In striking contrast to the position taken by the popes is that taken by the Christian witnesses of Jehovah. They readily admit to having made mistakes as to doctrine and worship. Thus for a time, in common with Christendom, they celebrated Christmas until they learned of its pagan origin. Then again, because Romans 13:1 had been construed to mean that the governments of the world must be given unqualified obedience, the Witnesses interpreted the ‘higher powers’ or “superior authorities” there mentioned as applying to Jehovah God and Jesus Christ. However, a closer examination of the context revealed that Romans 13:1 does indeed refer to the political governments of this world. But by comparing this scripture with others, such as Acts 5:29, which states, “We must obey God as ruler rather than men,” it was seen that the “subjection” mentioned at Romans 13:1 must be a relative subjection, not an unqualified one.

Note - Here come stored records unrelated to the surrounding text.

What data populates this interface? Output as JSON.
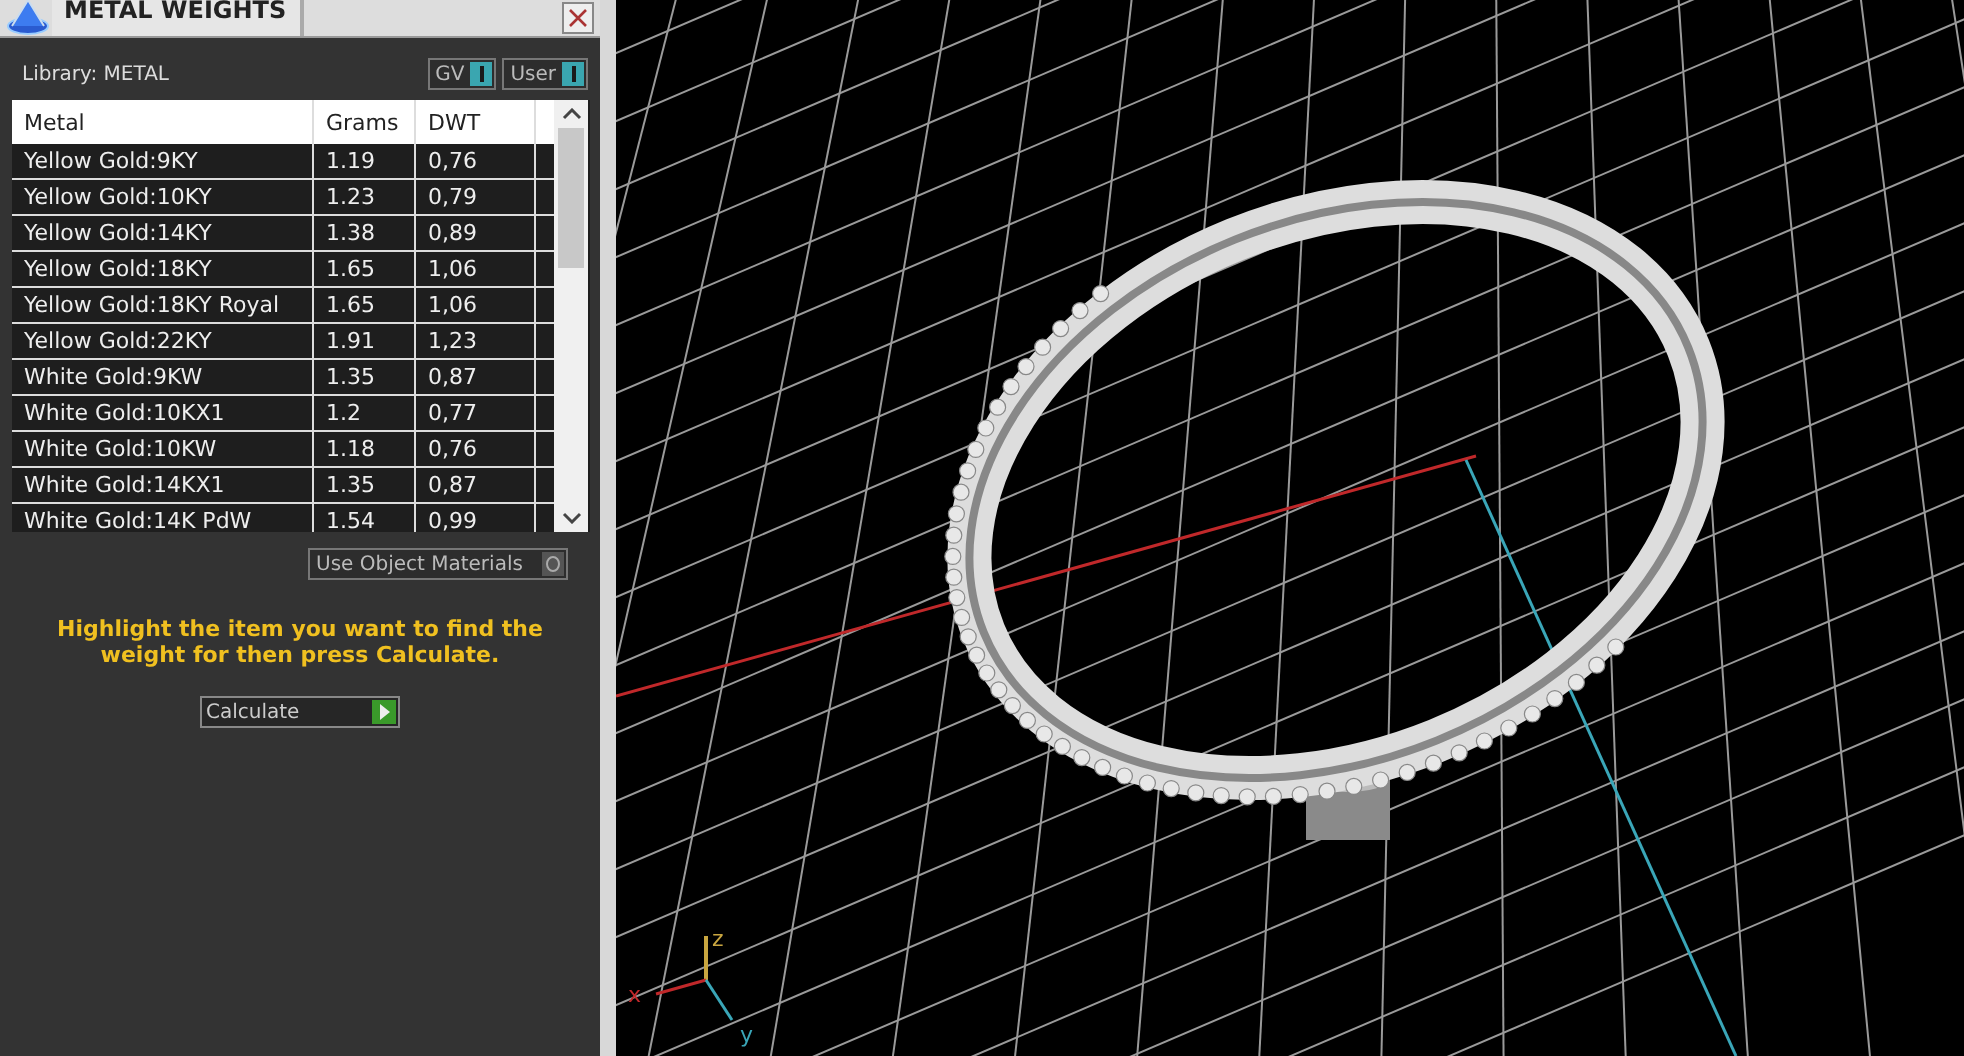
{
  "window": {
    "title": "METAL WEIGHTS"
  },
  "library": {
    "label": "Library: METAL"
  },
  "toggles": [
    {
      "label": "GV",
      "on": true
    },
    {
      "label": "User",
      "on": true
    }
  ],
  "table": {
    "columns": [
      "Metal",
      "Grams",
      "DWT"
    ],
    "rows": [
      {
        "cells": [
          "Yellow Gold:9KY",
          "1.19",
          "0,76"
        ]
      },
      {
        "cells": [
          "Yellow Gold:10KY",
          "1.23",
          "0,79"
        ]
      },
      {
        "cells": [
          "Yellow Gold:14KY",
          "1.38",
          "0,89"
        ]
      },
      {
        "cells": [
          "Yellow Gold:18KY",
          "1.65",
          "1,06"
        ]
      },
      {
        "cells": [
          "Yellow Gold:18KY Royal",
          "1.65",
          "1,06"
        ]
      },
      {
        "cells": [
          "Yellow Gold:22KY",
          "1.91",
          "1,23"
        ]
      },
      {
        "cells": [
          "White Gold:9KW",
          "1.35",
          "0,87"
        ]
      },
      {
        "cells": [
          "White Gold:10KX1",
          "1.2",
          "0,77"
        ]
      },
      {
        "cells": [
          "White Gold:10KW",
          "1.18",
          "0,76"
        ]
      },
      {
        "cells": [
          "White Gold:14KX1",
          "1.35",
          "0,87"
        ]
      },
      {
        "cells": [
          "White Gold:14K PdW",
          "1.54",
          "0,99"
        ]
      }
    ]
  },
  "use_object_materials": {
    "label": "Use Object Materials",
    "on": false
  },
  "hint": "Highlight the item you want to find the weight for then press Calculate.",
  "calculate": {
    "label": "Calculate"
  },
  "viewport": {
    "axes": {
      "x": "x",
      "y": "y",
      "z": "z"
    }
  }
}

That is, Christians are to be in subjection to the governments of this world so long as these do not ask Christians to go contrary to God’s laws. When such governments do, then the Christian must obey the higher law.—Acts 4:19, 20.
Does this admission of making mistakes stamp them as false prophets? Not at all, for false prophets do not admit to making mistakes. In fact, the book of Acts gives more than one example of early Christians being mistaken as to their beliefs and needing to be set straight, but they are spoken of with approval in God’s Word. All of this is in keeping with the Bible principle that “the path of the righteous ones is like the bright light that is getting lighter and lighter until the day is firmly established.”—Prov. 4:18.

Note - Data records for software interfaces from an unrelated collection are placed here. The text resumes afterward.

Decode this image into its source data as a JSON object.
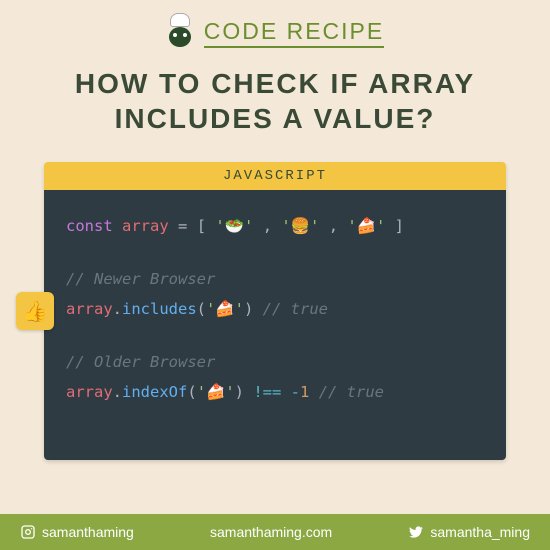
{
  "brand": {
    "title": "CODE RECIPE"
  },
  "title": {
    "line1": "HOW TO CHECK IF ARRAY",
    "line2": "INCLUDES A VALUE?"
  },
  "code": {
    "lang_label": "JAVASCRIPT",
    "decl_kw": "const",
    "decl_var": "array",
    "decl_eq": " = ",
    "decl_open": "[",
    "decl_close": "]",
    "item1": "'🥗'",
    "item2": "'🍔'",
    "item3": "'🍰'",
    "comma": ", ",
    "newer_comment": "// Newer Browser",
    "includes_var": "array",
    "includes_dot": ".",
    "includes_fn": "includes",
    "includes_open": "(",
    "includes_arg": "'🍰'",
    "includes_close": ")",
    "includes_result": " // true",
    "older_comment": "// Older Browser",
    "indexof_var": "array",
    "indexof_fn": "indexOf",
    "indexof_arg": "'🍰'",
    "indexof_op": " !== ",
    "indexof_neg": "-",
    "indexof_one": "1",
    "indexof_result": " // true"
  },
  "badge": {
    "thumb": "👍"
  },
  "footer": {
    "instagram": "samanthaming",
    "website": "samanthaming.com",
    "twitter": "samantha_ming"
  }
}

In view of such examples, why should it be so difficult for individuals to admit to making mistakes? No human knows everything; we all keep learning. Time and again, due to insufficient knowledge, we make mistakes. Or, then again, we may make mistakes due to our emotions getting the better of us; we may have let some prejudice or wounded vanity cause us to respond without first using our thinking ability to evaluate the consequences of our words or actions.—Prov. 5:1, 2.
Being willing to admit a mistake is the right course, for it leaves one with a clear conscience. It keeps us from being on the defensive or attempting to justify our mistakes by saying, “Nobody is perfect.”
Being big enough to admit a mistake is also the wise course. Even as noted with the children who complained about their Dad’s not admitting a mistake, by our admitting we made a mistake we make for better relations with others, be they our fellows, our superiors, or inferiors—that is, organizationally speaking. And by admitting the mistake it will impress it so on our own mind that we will be less likely to repeat that mistake, if for no other reason than because of the humiliation that was involved.
So be big. Be big enough to admit a mistake. Be willing to say, “Yes, that’s right. I did make a mistake and I’m sorry.” Then try very hard not to repeat it.